**INPUT MATERIAL**
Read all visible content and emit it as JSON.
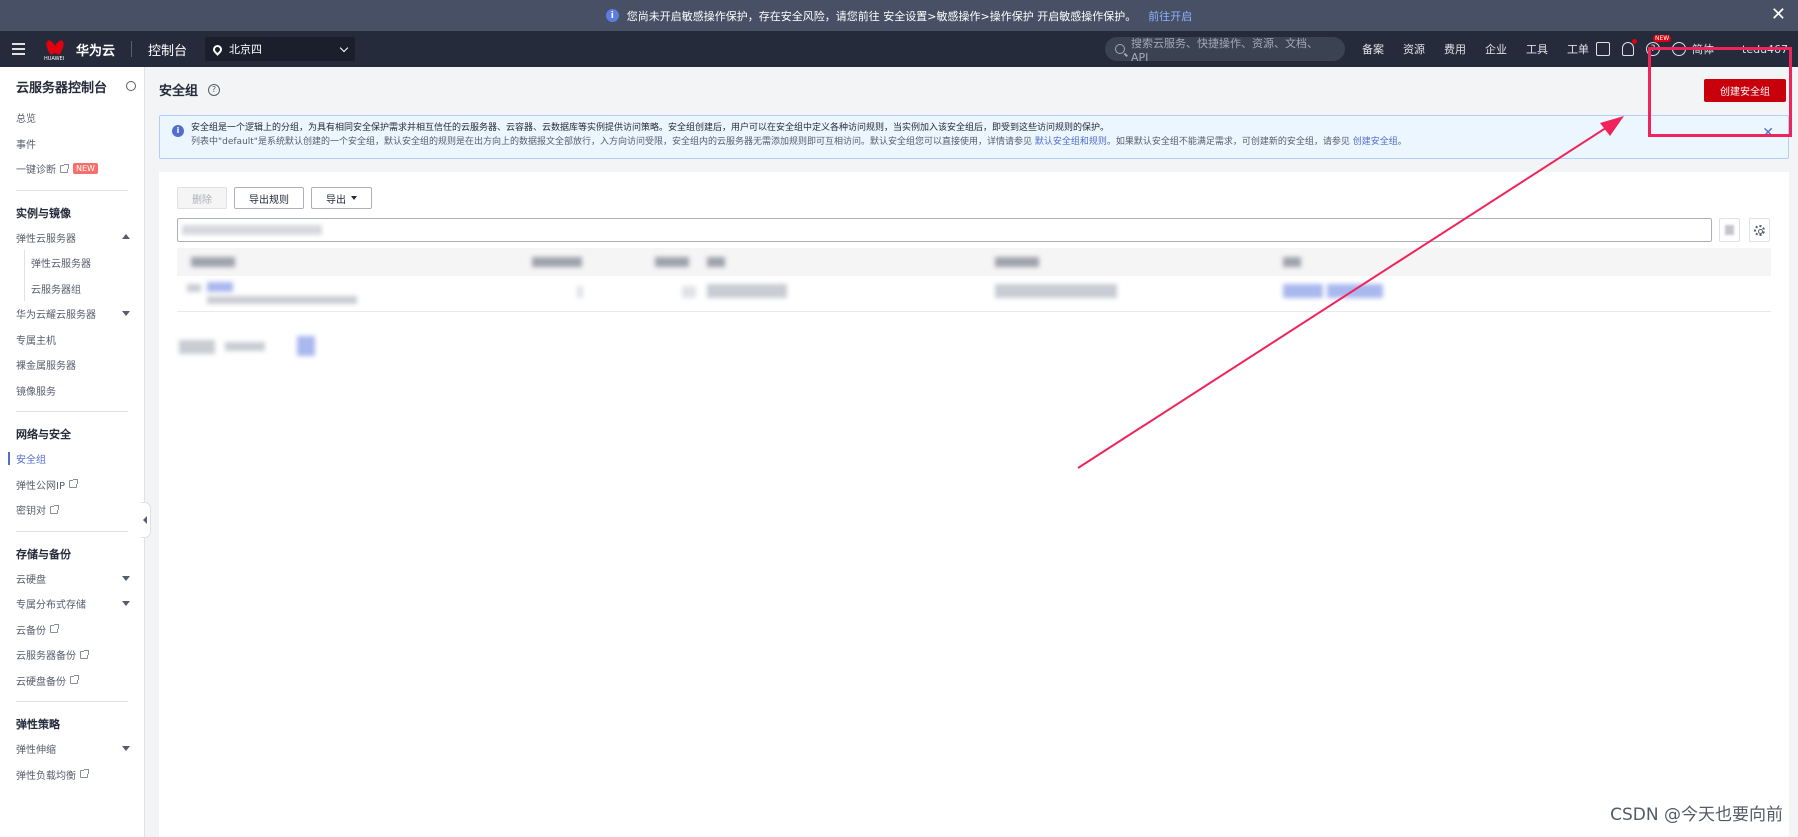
{
  "banner": {
    "text": "您尚未开启敏感操作保护，存在安全风险，请您前往 安全设置>敏感操作>操作保护 开启敏感操作保护。",
    "link": "前往开启",
    "info_glyph": "i",
    "close_glyph": "✕"
  },
  "nav": {
    "brand_small": "HUAWEI",
    "brand": "华为云",
    "console": "控制台",
    "region": "北京四",
    "search_placeholder": "搜索云服务、快捷操作、资源、文档、API",
    "links": [
      "备案",
      "资源",
      "费用",
      "企业",
      "工具",
      "工单"
    ],
    "new_badge": "NEW",
    "help_glyph": "?",
    "lang": "简体",
    "user": "tedu467"
  },
  "sidebar": {
    "title": "云服务器控制台",
    "top_items": [
      {
        "label": "总览"
      },
      {
        "label": "事件"
      },
      {
        "label": "一键诊断",
        "tag": "NEW"
      }
    ],
    "groups": [
      {
        "title": "实例与镜像",
        "items": [
          "弹性云服务器",
          "弹性云服务器",
          "云服务器组",
          "华为云耀云服务器",
          "专属主机",
          "裸金属服务器",
          "镜像服务"
        ]
      },
      {
        "title": "网络与安全",
        "items": [
          "安全组",
          "弹性公网IP",
          "密钥对"
        ]
      },
      {
        "title": "存储与备份",
        "items": [
          "云硬盘",
          "专属分布式存储",
          "云备份",
          "云服务器备份",
          "云硬盘备份"
        ]
      },
      {
        "title": "弹性策略",
        "items": [
          "弹性伸缩",
          "弹性负载均衡"
        ]
      }
    ]
  },
  "main": {
    "title": "安全组",
    "title_help": "?",
    "create_button": "创建安全组",
    "info": {
      "glyph": "i",
      "line1": "安全组是一个逻辑上的分组，为具有相同安全保护需求并相互信任的云服务器、云容器、云数据库等实例提供访问策略。安全组创建后，用户可以在安全组中定义各种访问规则，当实例加入该安全组后，即受到这些访问规则的保护。",
      "line2_prefix": "列表中\"default\"是系统默认创建的一个安全组，默认安全组的规则是在出方向上的数据报文全部放行，入方向访问受限，安全组内的云服务器无需添加规则即可互相访问。默认安全组您可以直接使用，详情请参见 ",
      "line2_link1": "默认安全组和规则",
      "line2_mid": "。如果默认安全组不能满足需求，可创建新的安全组，请参见 ",
      "line2_link2": "创建安全组",
      "line2_suffix": "。",
      "close_glyph": "✕"
    },
    "toolbar": {
      "delete": "删除",
      "export_rules": "导出规则",
      "export": "导出"
    }
  },
  "watermark": "CSDN @今天也要向前"
}
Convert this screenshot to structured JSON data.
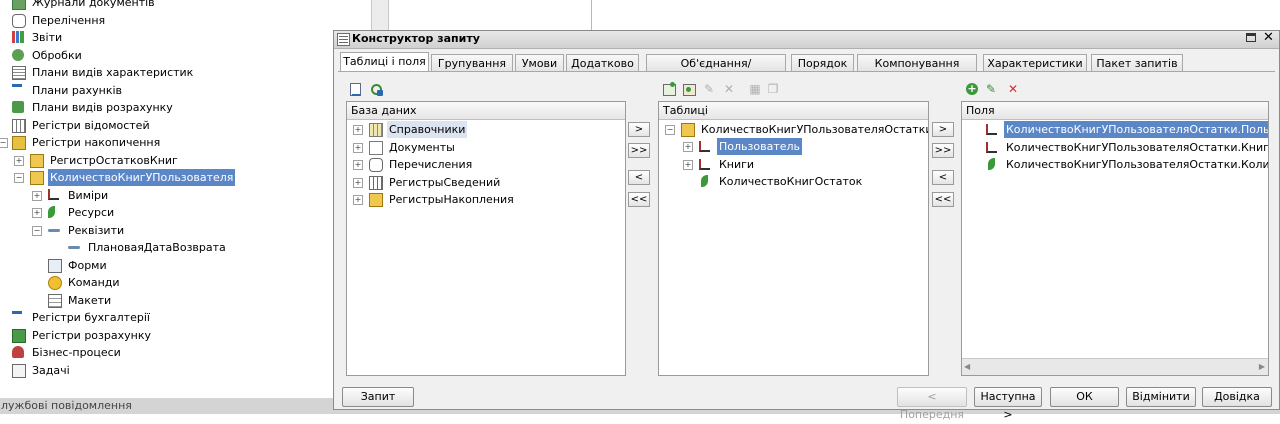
{
  "left_tree": {
    "items": [
      {
        "label": "Журнали документів",
        "icon": "journal-icon",
        "level": 0
      },
      {
        "label": "Перелічення",
        "icon": "enum-icon",
        "level": 0
      },
      {
        "label": "Звіти",
        "icon": "report-icon",
        "level": 0
      },
      {
        "label": "Обробки",
        "icon": "processing-icon",
        "level": 0
      },
      {
        "label": "Плани видів характеристик",
        "icon": "chart-of-characteristics-icon",
        "level": 0
      },
      {
        "label": "Плани рахунків",
        "icon": "chart-of-accounts-icon",
        "level": 0
      },
      {
        "label": "Плани видів розрахунку",
        "icon": "chart-of-calc-icon",
        "level": 0
      },
      {
        "label": "Регістри відомостей",
        "icon": "info-register-icon",
        "level": 0
      },
      {
        "label": "Регістри накопичення",
        "icon": "accum-register-icon",
        "level": 0
      },
      {
        "label": "РегистрОстатковКниг",
        "icon": "register-icon",
        "level": 1
      },
      {
        "label": "КоличествоКнигУПользователя",
        "icon": "register-icon",
        "level": 1
      },
      {
        "label": "Виміри",
        "icon": "dimension-icon",
        "level": 2
      },
      {
        "label": "Ресурси",
        "icon": "resource-icon",
        "level": 2
      },
      {
        "label": "Реквізити",
        "icon": "attribute-icon",
        "level": 2
      },
      {
        "label": "ПлановаяДатаВозврата",
        "icon": "attribute-icon",
        "level": 3
      },
      {
        "label": "Форми",
        "icon": "form-icon",
        "level": 2
      },
      {
        "label": "Команди",
        "icon": "command-icon",
        "level": 2
      },
      {
        "label": "Макети",
        "icon": "template-icon",
        "level": 2
      },
      {
        "label": "Регістри бухгалтерії",
        "icon": "accounting-register-icon",
        "level": 0
      },
      {
        "label": "Регістри розрахунку",
        "icon": "calc-register-icon",
        "level": 0
      },
      {
        "label": "Бізнес-процеси",
        "icon": "business-process-icon",
        "level": 0
      },
      {
        "label": "Задачі",
        "icon": "task-icon",
        "level": 0
      }
    ],
    "selected_index": 10
  },
  "status_bar": {
    "text": "лужбові повідомлення"
  },
  "dialog": {
    "title": "Конструктор запиту",
    "tabs": [
      {
        "label": "Таблиці і поля",
        "active": true
      },
      {
        "label": "Групування"
      },
      {
        "label": "Умови"
      },
      {
        "label": "Додатково"
      },
      {
        "label": "Об'єднання/Псевдоніми"
      },
      {
        "label": "Порядок"
      },
      {
        "label": "Компонування даних"
      },
      {
        "label": "Характеристики"
      },
      {
        "label": "Пакет запитів"
      }
    ],
    "database_pane": {
      "header": "База даних",
      "items": [
        {
          "label": "Справочники",
          "selected": true
        },
        {
          "label": "Документы"
        },
        {
          "label": "Перечисления"
        },
        {
          "label": "РегистрыСведений"
        },
        {
          "label": "РегистрыНакопления"
        }
      ]
    },
    "tables_pane": {
      "header": "Таблиці",
      "root": "КоличествоКнигУПользователяОстатки",
      "children": [
        {
          "label": "Пользователь",
          "selected": true
        },
        {
          "label": "Книги"
        },
        {
          "label": "КоличествоКнигОстаток"
        }
      ]
    },
    "fields_pane": {
      "header": "Поля",
      "items": [
        {
          "label": "КоличествоКнигУПользователяОстатки.Пользова",
          "selected": true
        },
        {
          "label": "КоличествоКнигУПользователяОстатки.Книги"
        },
        {
          "label": "КоличествоКнигУПользователяОстатки.Количест"
        }
      ]
    },
    "move_buttons": {
      "one_right": ">",
      "all_right": ">>",
      "one_left": "<",
      "all_left": "<<"
    },
    "buttons": {
      "query": "Запит",
      "prev": "< Попередня",
      "next": "Наступна >",
      "ok": "ОК",
      "cancel": "Відмінити",
      "help": "Довідка"
    },
    "colors": {
      "selection": "#5b87c7",
      "add": "#3a9a3a",
      "delete": "#d03030"
    }
  }
}
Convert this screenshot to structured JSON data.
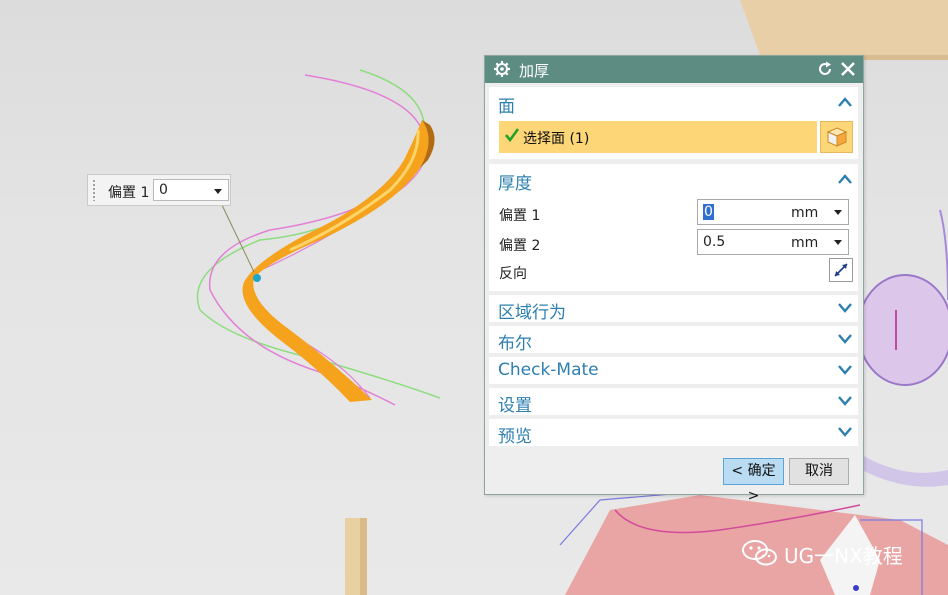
{
  "floating_input": {
    "label": "偏置 1",
    "value": "0"
  },
  "dialog": {
    "title": "加厚",
    "face_group": {
      "title": "面",
      "select_face_label": "选择面 (1)"
    },
    "thickness_group": {
      "title": "厚度",
      "offset1": {
        "label": "偏置 1",
        "value": "0",
        "unit": "mm"
      },
      "offset2": {
        "label": "偏置 2",
        "value": "0.5",
        "unit": "mm"
      },
      "reverse_label": "反向"
    },
    "collapsed_groups": [
      "区域行为",
      "布尔",
      "Check-Mate",
      "设置",
      "预览"
    ],
    "ok_label": "< 确定 >",
    "cancel_label": "取消"
  },
  "watermark": {
    "text": "UG一NX教程"
  },
  "colors": {
    "title_bar": "#5d8c83",
    "group_title": "#2d7fb0",
    "selection_highlight": "#fcd677",
    "ribbon_orange": "#f5a21c",
    "curve_pink": "#e27fd6",
    "curve_green": "#8fdc7f"
  }
}
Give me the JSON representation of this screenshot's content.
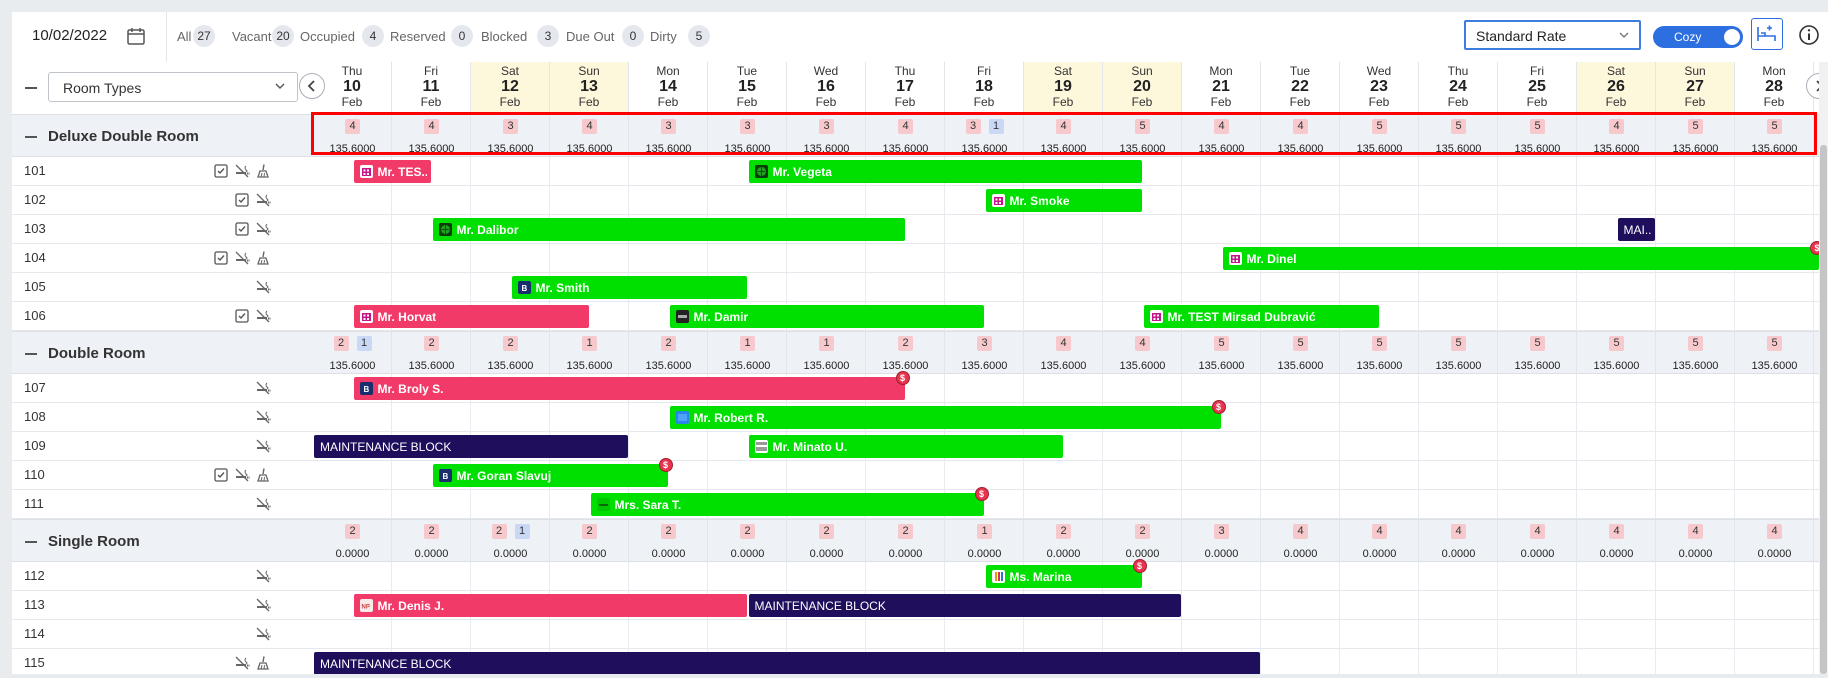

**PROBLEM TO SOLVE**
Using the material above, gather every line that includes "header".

**EXERCISE RESULT**
      "header": "База даних",
      "header": "Таблиці",
      "header": "Поля",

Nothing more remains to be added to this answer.